We know how anxious it makes us feel when our own strongest feelings force us to commit to enduring, all-consuming projects that will leave us a wreck if and when they fail. When celebrities are wrecked in this way too, we understand that — just as in their case the culprit was more bad fortune than moral fault, so it is in ours. Just because we helplessly risk failure and actually fail doesn’t mean we’re bad people. That craziness is constitutive of American life. Deep down, we think, it’s baked into the true reality of being human. And that’s why, even when the world at large appears close to crashing down, we care so much about the tribulations of our favorite celebrities.
People in other parts of the world, where cultural resources are more geared toward processing history and tradition, tend to have a different perspective on Americans’ manic democratic stoicism. Because they are forced to deal with its political implications, they often dismiss it as a perversely moralistic flightiness — a lack of resolve elevated to a virtue. It’s no accident that Americans, like our celebrities, tend to leap into geopolitical marriages with the best of intentions and a sort of recklessly romantic ego — only to crumble in a fatalistic funk the minute the going gets tough and pierces the illusion.
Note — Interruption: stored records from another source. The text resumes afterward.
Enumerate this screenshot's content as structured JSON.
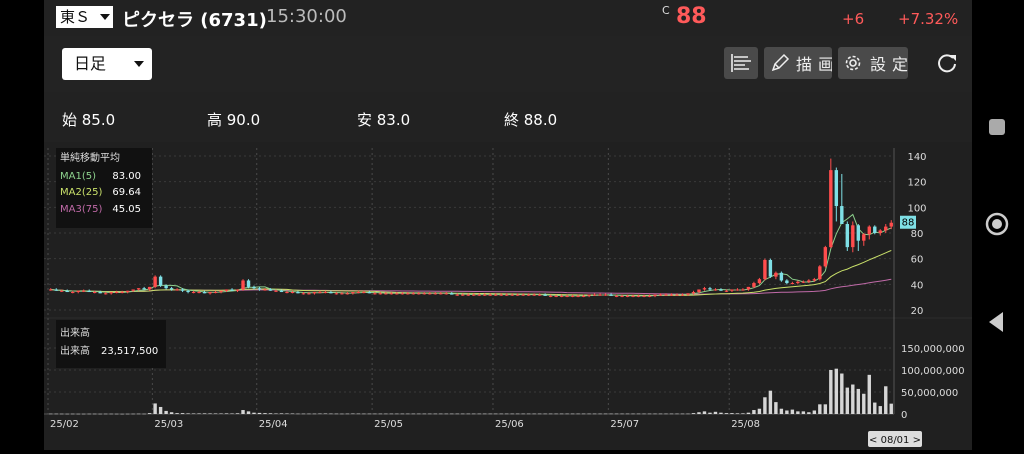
{
  "header": {
    "market": "東Ｓ",
    "stock_name": "ピクセラ (6731)",
    "time": "15:30:00",
    "close_marker": "C",
    "price": "88",
    "change": "+6",
    "change_pct": "+7.32%"
  },
  "toolbar": {
    "period": "日足",
    "draw_label": "描画",
    "settings_label": "設定"
  },
  "ohlc": {
    "open": "始 85.0",
    "high": "高 90.0",
    "low": "安 83.0",
    "close": "終 88.0"
  },
  "ma_legend": {
    "title": "単純移動平均",
    "ma1_label": "MA1(5)",
    "ma1_value": "83.00",
    "ma2_label": "MA2(25)",
    "ma2_value": "69.64",
    "ma3_label": "MA3(75)",
    "ma3_value": "45.05"
  },
  "volume_legend": {
    "title": "出来高",
    "label": "出来高",
    "value": "23,517,500"
  },
  "price_axis_labels": [
    "140",
    "120",
    "100",
    "80",
    "60",
    "40",
    "20"
  ],
  "volume_axis_labels": [
    "150,000,000",
    "100,000,000",
    "50,000,000",
    "0"
  ],
  "last_price_tag": "88",
  "date_labels": [
    "25/02",
    "25/03",
    "25/04",
    "25/05",
    "25/06",
    "25/07",
    "25/08"
  ],
  "cursor_date": "< 08/01 >",
  "colors": {
    "up": "#ff4d4d",
    "down": "#7fe0e6",
    "ma1": "#8dd18d",
    "ma2": "#c9e06a",
    "ma3": "#c06aa8",
    "price_red": "#ff5a5a"
  },
  "chart_data": {
    "type": "candlestick",
    "period": "daily",
    "ohlc": [
      [
        36,
        37,
        35,
        36
      ],
      [
        36,
        37,
        35,
        35
      ],
      [
        35,
        36,
        34,
        35
      ],
      [
        35,
        36,
        34,
        34
      ],
      [
        34,
        35,
        33,
        34
      ],
      [
        34,
        35,
        33,
        35
      ],
      [
        35,
        36,
        34,
        35
      ],
      [
        35,
        36,
        34,
        34
      ],
      [
        34,
        35,
        33,
        34
      ],
      [
        34,
        35,
        33,
        33
      ],
      [
        33,
        34,
        32,
        33
      ],
      [
        33,
        34,
        32,
        34
      ],
      [
        34,
        35,
        33,
        34
      ],
      [
        34,
        35,
        33,
        34
      ],
      [
        34,
        35,
        33,
        35
      ],
      [
        35,
        36,
        34,
        36
      ],
      [
        36,
        37,
        35,
        37
      ],
      [
        37,
        38,
        36,
        36
      ],
      [
        36,
        38,
        35,
        38
      ],
      [
        38,
        47,
        37,
        46
      ],
      [
        46,
        47,
        38,
        39
      ],
      [
        39,
        40,
        36,
        37
      ],
      [
        37,
        38,
        35,
        36
      ],
      [
        36,
        37,
        35,
        36
      ],
      [
        36,
        37,
        34,
        35
      ],
      [
        35,
        36,
        33,
        34
      ],
      [
        34,
        35,
        33,
        34
      ],
      [
        34,
        35,
        33,
        34
      ],
      [
        34,
        35,
        33,
        33
      ],
      [
        33,
        34,
        32,
        34
      ],
      [
        34,
        35,
        33,
        34
      ],
      [
        34,
        35,
        33,
        35
      ],
      [
        35,
        36,
        34,
        36
      ],
      [
        36,
        37,
        35,
        35
      ],
      [
        35,
        36,
        34,
        36
      ],
      [
        36,
        44,
        35,
        43
      ],
      [
        43,
        44,
        37,
        38
      ],
      [
        38,
        39,
        36,
        37
      ],
      [
        37,
        38,
        35,
        36
      ],
      [
        36,
        37,
        35,
        36
      ],
      [
        36,
        37,
        35,
        35
      ],
      [
        35,
        36,
        34,
        35
      ],
      [
        35,
        36,
        34,
        34
      ],
      [
        34,
        35,
        33,
        34
      ],
      [
        34,
        35,
        33,
        34
      ],
      [
        34,
        35,
        33,
        33
      ],
      [
        33,
        34,
        32,
        33
      ],
      [
        33,
        34,
        32,
        33
      ],
      [
        33,
        34,
        32,
        34
      ],
      [
        34,
        35,
        33,
        34
      ],
      [
        34,
        35,
        33,
        34
      ],
      [
        34,
        35,
        33,
        33
      ],
      [
        33,
        34,
        32,
        33
      ],
      [
        33,
        34,
        32,
        33
      ],
      [
        33,
        34,
        32,
        33
      ],
      [
        33,
        34,
        32,
        34
      ],
      [
        34,
        35,
        33,
        34
      ],
      [
        34,
        35,
        33,
        34
      ],
      [
        34,
        35,
        33,
        33
      ],
      [
        33,
        34,
        32,
        33
      ],
      [
        33,
        34,
        32,
        33
      ],
      [
        33,
        34,
        32,
        33
      ],
      [
        33,
        34,
        32,
        33
      ],
      [
        33,
        34,
        32,
        33
      ],
      [
        33,
        34,
        32,
        33
      ],
      [
        33,
        34,
        32,
        33
      ],
      [
        33,
        34,
        32,
        33
      ],
      [
        33,
        34,
        32,
        33
      ],
      [
        33,
        34,
        32,
        33
      ],
      [
        33,
        34,
        32,
        33
      ],
      [
        33,
        34,
        32,
        33
      ],
      [
        33,
        34,
        32,
        33
      ],
      [
        33,
        34,
        32,
        33
      ],
      [
        33,
        34,
        32,
        32
      ],
      [
        32,
        33,
        31,
        32
      ],
      [
        32,
        33,
        31,
        32
      ],
      [
        32,
        33,
        31,
        32
      ],
      [
        32,
        33,
        31,
        32
      ],
      [
        32,
        33,
        31,
        32
      ],
      [
        32,
        33,
        31,
        32
      ],
      [
        32,
        33,
        31,
        32
      ],
      [
        32,
        33,
        31,
        32
      ],
      [
        32,
        33,
        31,
        32
      ],
      [
        32,
        33,
        31,
        32
      ],
      [
        32,
        33,
        31,
        32
      ],
      [
        32,
        33,
        31,
        32
      ],
      [
        32,
        33,
        31,
        32
      ],
      [
        32,
        33,
        31,
        32
      ],
      [
        32,
        33,
        31,
        32
      ],
      [
        32,
        33,
        31,
        32
      ],
      [
        32,
        33,
        31,
        31
      ],
      [
        31,
        32,
        30,
        31
      ],
      [
        31,
        32,
        30,
        31
      ],
      [
        31,
        32,
        30,
        31
      ],
      [
        31,
        32,
        30,
        31
      ],
      [
        31,
        32,
        30,
        31
      ],
      [
        31,
        32,
        30,
        31
      ],
      [
        31,
        32,
        30,
        31
      ],
      [
        31,
        32,
        30,
        32
      ],
      [
        32,
        33,
        31,
        32
      ],
      [
        32,
        33,
        31,
        32
      ],
      [
        32,
        33,
        31,
        32
      ],
      [
        32,
        33,
        31,
        31
      ],
      [
        31,
        32,
        30,
        31
      ],
      [
        31,
        32,
        30,
        31
      ],
      [
        31,
        32,
        30,
        31
      ],
      [
        31,
        32,
        30,
        31
      ],
      [
        31,
        32,
        30,
        31
      ],
      [
        31,
        32,
        30,
        31
      ],
      [
        31,
        32,
        30,
        31
      ],
      [
        31,
        32,
        30,
        32
      ],
      [
        32,
        33,
        31,
        32
      ],
      [
        32,
        33,
        31,
        32
      ],
      [
        32,
        33,
        31,
        32
      ],
      [
        32,
        33,
        31,
        32
      ],
      [
        32,
        33,
        31,
        32
      ],
      [
        32,
        33,
        31,
        33
      ],
      [
        33,
        35,
        32,
        34
      ],
      [
        34,
        36,
        33,
        36
      ],
      [
        36,
        38,
        35,
        37
      ],
      [
        37,
        38,
        35,
        36
      ],
      [
        36,
        37,
        35,
        36
      ],
      [
        36,
        37,
        35,
        35
      ],
      [
        35,
        36,
        34,
        35
      ],
      [
        35,
        36,
        34,
        36
      ],
      [
        36,
        37,
        35,
        36
      ],
      [
        36,
        37,
        35,
        36
      ],
      [
        36,
        38,
        35,
        38
      ],
      [
        38,
        42,
        37,
        41
      ],
      [
        41,
        45,
        40,
        44
      ],
      [
        44,
        60,
        43,
        59
      ],
      [
        59,
        60,
        45,
        46
      ],
      [
        46,
        50,
        44,
        49
      ],
      [
        49,
        50,
        42,
        43
      ],
      [
        43,
        44,
        40,
        41
      ],
      [
        41,
        42,
        40,
        41
      ],
      [
        41,
        43,
        40,
        42
      ],
      [
        42,
        43,
        41,
        42
      ],
      [
        42,
        44,
        41,
        43
      ],
      [
        43,
        45,
        42,
        44
      ],
      [
        44,
        55,
        43,
        54
      ],
      [
        54,
        70,
        53,
        69
      ],
      [
        69,
        138,
        68,
        129
      ],
      [
        129,
        131,
        89,
        101
      ],
      [
        101,
        126,
        88,
        87
      ],
      [
        87,
        89,
        66,
        69
      ],
      [
        69,
        89,
        65,
        86
      ],
      [
        86,
        87,
        66,
        74
      ],
      [
        74,
        80,
        70,
        79
      ],
      [
        79,
        86,
        75,
        85
      ],
      [
        85,
        86,
        79,
        80
      ],
      [
        80,
        83,
        78,
        82
      ],
      [
        82,
        87,
        80,
        85
      ],
      [
        85,
        90,
        83,
        88
      ]
    ],
    "volume": [
      0.7,
      0.7,
      0.6,
      0.5,
      0.6,
      0.5,
      0.5,
      0.6,
      0.6,
      0.5,
      0.6,
      0.6,
      0.5,
      0.4,
      0.5,
      0.6,
      0.7,
      0.6,
      2.0,
      24,
      16,
      7,
      4,
      2,
      2,
      1.4,
      1.2,
      1.3,
      1.4,
      1.3,
      1.2,
      1.2,
      1.4,
      1.2,
      1.6,
      9,
      6,
      3,
      2.5,
      2,
      1.6,
      1.2,
      1.4,
      1.2,
      1.1,
      0.8,
      0.8,
      0.8,
      0.8,
      1.0,
      1.1,
      0.9,
      0.8,
      0.7,
      0.8,
      1.0,
      0.9,
      0.8,
      0.8,
      0.8,
      0.8,
      0.8,
      0.8,
      0.8,
      0.8,
      0.8,
      0.8,
      0.8,
      0.8,
      0.8,
      0.8,
      0.8,
      0.8,
      0.8,
      0.8,
      0.8,
      0.8,
      0.8,
      0.8,
      0.8,
      0.8,
      0.8,
      0.8,
      0.8,
      0.8,
      0.8,
      0.8,
      0.8,
      0.8,
      0.8,
      0.8,
      0.8,
      0.8,
      0.8,
      0.8,
      0.8,
      0.8,
      0.8,
      0.8,
      0.8,
      0.8,
      0.8,
      0.8,
      0.8,
      0.8,
      0.8,
      0.8,
      0.8,
      0.8,
      0.8,
      0.8,
      0.8,
      0.8,
      0.8,
      0.8,
      0.8,
      0.8,
      2,
      4,
      6,
      3,
      5,
      3,
      2,
      2,
      1.5,
      1.5,
      3,
      9,
      12,
      38,
      53,
      27,
      12,
      8,
      10,
      6,
      6,
      4,
      8,
      22,
      22,
      100,
      103,
      92,
      60,
      67,
      57,
      46,
      89,
      26,
      18,
      63,
      23.5
    ],
    "volume_unit": "millions",
    "ma_periods": [
      5,
      25,
      75
    ],
    "y_range": [
      20,
      140
    ],
    "y_ticks": [
      20,
      40,
      60,
      80,
      100,
      120,
      140
    ],
    "volume_range_millions": [
      0,
      150
    ],
    "x_date_labels": [
      "25/02",
      "25/03",
      "25/04",
      "25/05",
      "25/06",
      "25/07",
      "25/08"
    ],
    "last_close": 88
  }
}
It’s worth noting that American favor for celebrities can be so fervent as to almost make the most magical of them immortal. (Think of Elvis Presley, Marilyn Monroe, or Michael Jackson.) But as a rule, Tocqueville whispers, our manic American fixture on fame is bigger than any one idol. “With everything on the move in the realm of the mind,” not even the most ambitious, talented, and beloved of celebs is safe from eventual obscurity. Of course, the same is true for even the most ambitious, talented, and beloved of countries.